They do, however, tend to affect your mental health. Read more about bed bug PTSD – and how to treat it – here. [EMBED HEALTH ARTICLE]
Myth #8: Bed bugs are a dirty person’s problem.
While a bed bug infestation might be more difficult to detect and treat in a cluttered home, there is absolutely no indication that they are attracted to filth. Bed bugs are equal opportunity feeders – they like your blood, not your discarded takeout containers. If you are a human being, you and your home are just as likely a target as anyone. Keeping your place clean won’t stop bed bugs.
Myth #9: Nice apartments and fancy hotels don’t get bed bugs.
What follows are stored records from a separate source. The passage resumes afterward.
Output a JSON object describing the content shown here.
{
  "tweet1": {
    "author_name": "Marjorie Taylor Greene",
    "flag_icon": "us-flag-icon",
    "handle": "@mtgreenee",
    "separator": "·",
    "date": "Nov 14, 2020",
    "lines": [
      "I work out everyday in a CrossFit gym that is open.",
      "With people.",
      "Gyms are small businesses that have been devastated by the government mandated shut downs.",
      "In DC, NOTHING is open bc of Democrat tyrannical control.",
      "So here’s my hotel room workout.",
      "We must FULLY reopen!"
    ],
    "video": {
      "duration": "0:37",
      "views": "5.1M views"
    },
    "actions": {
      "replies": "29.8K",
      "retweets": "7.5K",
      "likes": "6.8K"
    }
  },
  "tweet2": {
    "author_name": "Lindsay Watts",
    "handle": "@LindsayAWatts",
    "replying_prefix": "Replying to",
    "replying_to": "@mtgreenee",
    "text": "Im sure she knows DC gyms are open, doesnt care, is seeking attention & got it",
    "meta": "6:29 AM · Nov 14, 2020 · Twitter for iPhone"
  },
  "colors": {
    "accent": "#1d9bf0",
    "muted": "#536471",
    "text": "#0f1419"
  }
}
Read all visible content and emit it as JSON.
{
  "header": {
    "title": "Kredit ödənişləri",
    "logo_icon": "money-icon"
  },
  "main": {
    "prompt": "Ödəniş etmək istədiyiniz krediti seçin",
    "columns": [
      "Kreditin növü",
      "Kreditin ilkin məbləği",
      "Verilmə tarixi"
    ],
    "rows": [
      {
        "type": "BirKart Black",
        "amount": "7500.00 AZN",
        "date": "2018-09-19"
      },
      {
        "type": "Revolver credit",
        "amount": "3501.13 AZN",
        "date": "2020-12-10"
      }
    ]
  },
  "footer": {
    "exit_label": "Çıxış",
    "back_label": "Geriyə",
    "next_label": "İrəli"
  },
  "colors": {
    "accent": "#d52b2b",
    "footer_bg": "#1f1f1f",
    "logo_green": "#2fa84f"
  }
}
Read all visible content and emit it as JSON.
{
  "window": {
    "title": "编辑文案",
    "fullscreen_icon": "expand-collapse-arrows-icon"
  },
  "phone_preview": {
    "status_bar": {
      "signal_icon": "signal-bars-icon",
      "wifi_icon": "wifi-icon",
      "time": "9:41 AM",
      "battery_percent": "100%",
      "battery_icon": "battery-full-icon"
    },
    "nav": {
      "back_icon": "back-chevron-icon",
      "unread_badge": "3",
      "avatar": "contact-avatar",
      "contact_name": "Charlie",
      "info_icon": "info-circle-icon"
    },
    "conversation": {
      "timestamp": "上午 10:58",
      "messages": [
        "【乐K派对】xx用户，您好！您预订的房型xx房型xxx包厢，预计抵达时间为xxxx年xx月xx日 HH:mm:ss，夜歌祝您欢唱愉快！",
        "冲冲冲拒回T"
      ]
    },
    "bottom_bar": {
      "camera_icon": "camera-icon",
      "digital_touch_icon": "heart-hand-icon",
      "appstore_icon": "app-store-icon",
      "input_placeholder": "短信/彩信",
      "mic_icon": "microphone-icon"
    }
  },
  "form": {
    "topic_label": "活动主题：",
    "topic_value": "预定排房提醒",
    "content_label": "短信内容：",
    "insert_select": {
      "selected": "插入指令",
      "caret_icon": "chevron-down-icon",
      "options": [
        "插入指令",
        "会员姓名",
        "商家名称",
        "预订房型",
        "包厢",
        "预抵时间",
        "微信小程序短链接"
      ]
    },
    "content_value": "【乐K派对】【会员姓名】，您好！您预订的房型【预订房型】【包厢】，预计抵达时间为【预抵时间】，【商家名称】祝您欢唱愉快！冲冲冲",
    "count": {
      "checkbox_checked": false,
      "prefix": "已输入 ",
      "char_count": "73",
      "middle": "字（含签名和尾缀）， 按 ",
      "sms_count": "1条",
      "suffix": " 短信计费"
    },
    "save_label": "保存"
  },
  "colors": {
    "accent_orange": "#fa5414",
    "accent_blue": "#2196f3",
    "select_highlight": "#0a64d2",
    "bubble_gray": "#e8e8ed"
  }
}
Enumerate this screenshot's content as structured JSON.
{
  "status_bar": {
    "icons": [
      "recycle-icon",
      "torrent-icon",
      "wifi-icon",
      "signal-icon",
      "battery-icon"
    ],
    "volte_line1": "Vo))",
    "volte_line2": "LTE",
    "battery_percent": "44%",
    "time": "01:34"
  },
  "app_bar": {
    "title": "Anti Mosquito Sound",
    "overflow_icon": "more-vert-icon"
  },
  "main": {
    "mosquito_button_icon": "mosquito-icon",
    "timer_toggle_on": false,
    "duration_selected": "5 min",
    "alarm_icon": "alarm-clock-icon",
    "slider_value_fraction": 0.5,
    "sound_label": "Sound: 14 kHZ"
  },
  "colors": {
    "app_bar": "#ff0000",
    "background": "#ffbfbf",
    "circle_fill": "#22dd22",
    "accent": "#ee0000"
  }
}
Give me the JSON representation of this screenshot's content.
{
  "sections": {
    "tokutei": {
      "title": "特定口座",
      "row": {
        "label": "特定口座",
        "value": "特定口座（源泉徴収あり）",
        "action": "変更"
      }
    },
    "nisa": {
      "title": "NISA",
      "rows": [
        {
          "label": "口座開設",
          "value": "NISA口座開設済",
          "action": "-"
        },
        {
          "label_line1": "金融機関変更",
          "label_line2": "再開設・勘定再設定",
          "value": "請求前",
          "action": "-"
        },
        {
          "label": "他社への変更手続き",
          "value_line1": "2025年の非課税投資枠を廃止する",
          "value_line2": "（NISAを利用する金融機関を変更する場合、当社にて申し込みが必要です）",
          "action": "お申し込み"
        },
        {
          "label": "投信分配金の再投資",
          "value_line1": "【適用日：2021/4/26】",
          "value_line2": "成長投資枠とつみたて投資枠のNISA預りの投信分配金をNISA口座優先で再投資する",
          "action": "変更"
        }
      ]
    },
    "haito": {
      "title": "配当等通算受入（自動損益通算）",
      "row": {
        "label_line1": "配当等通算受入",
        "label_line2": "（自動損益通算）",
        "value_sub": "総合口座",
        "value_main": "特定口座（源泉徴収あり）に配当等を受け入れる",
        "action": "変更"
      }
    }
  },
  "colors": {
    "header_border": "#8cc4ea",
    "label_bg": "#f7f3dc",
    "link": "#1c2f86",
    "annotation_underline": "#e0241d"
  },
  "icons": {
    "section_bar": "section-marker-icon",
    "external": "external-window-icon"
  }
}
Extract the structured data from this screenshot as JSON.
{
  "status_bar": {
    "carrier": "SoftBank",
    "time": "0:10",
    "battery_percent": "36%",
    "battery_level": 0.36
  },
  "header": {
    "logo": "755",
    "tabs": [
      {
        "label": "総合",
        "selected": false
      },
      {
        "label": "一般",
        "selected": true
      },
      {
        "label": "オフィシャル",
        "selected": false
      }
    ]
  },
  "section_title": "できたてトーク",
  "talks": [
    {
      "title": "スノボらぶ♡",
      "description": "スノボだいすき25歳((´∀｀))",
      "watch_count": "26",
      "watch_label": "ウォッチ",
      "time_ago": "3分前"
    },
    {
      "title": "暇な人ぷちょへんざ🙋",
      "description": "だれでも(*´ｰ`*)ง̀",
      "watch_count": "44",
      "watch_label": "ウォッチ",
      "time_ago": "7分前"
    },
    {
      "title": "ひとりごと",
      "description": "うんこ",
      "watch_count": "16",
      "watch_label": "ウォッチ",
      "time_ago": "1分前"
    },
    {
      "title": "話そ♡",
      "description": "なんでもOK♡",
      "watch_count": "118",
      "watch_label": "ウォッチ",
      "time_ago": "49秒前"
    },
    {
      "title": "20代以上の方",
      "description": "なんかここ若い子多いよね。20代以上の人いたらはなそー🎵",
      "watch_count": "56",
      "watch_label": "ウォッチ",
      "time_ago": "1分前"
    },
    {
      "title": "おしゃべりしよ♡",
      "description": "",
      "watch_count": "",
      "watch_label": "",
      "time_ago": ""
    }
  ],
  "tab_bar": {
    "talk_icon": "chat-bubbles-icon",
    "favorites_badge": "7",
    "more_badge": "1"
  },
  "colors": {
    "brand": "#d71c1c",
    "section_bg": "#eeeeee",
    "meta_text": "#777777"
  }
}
Like we said, bed bugs are equal opportunity feeders. The most important risk factor for bed bugs has nothing to do with class, money, or poverty – it’s how many people come in and out of the hotel or apartment. That’s why we recommend traveling with our TravelGuard Bite Barrier; hotels are notoriously vulnerable to bed bugs just because of the constant foot traffic, and even five star resorts aren’t immune to bed bug complaints.
Don’t believe me? Check the user-submitted bed bug reports on http://bedbugregistry.com/ – the site is somewhat defunct these days, but you can still see the variety of hotels that pop up in user complaints. Search “bed bug” in TripAdvisor under any city, and you’ll see more than a few reviews that mention them, from guests who stayed at fancy hotels, seedy motels, and everything in between.
Myth #10: You can see bed bug bites
Not always. In fact, only about 4% – 25% of people bitten by bedbugs will have a reaction to the bug’s bite; for the other 75%, they won’t see the bugs at all.
Look for other signs to correctly ID bedbugs. Start with our identification guide, right here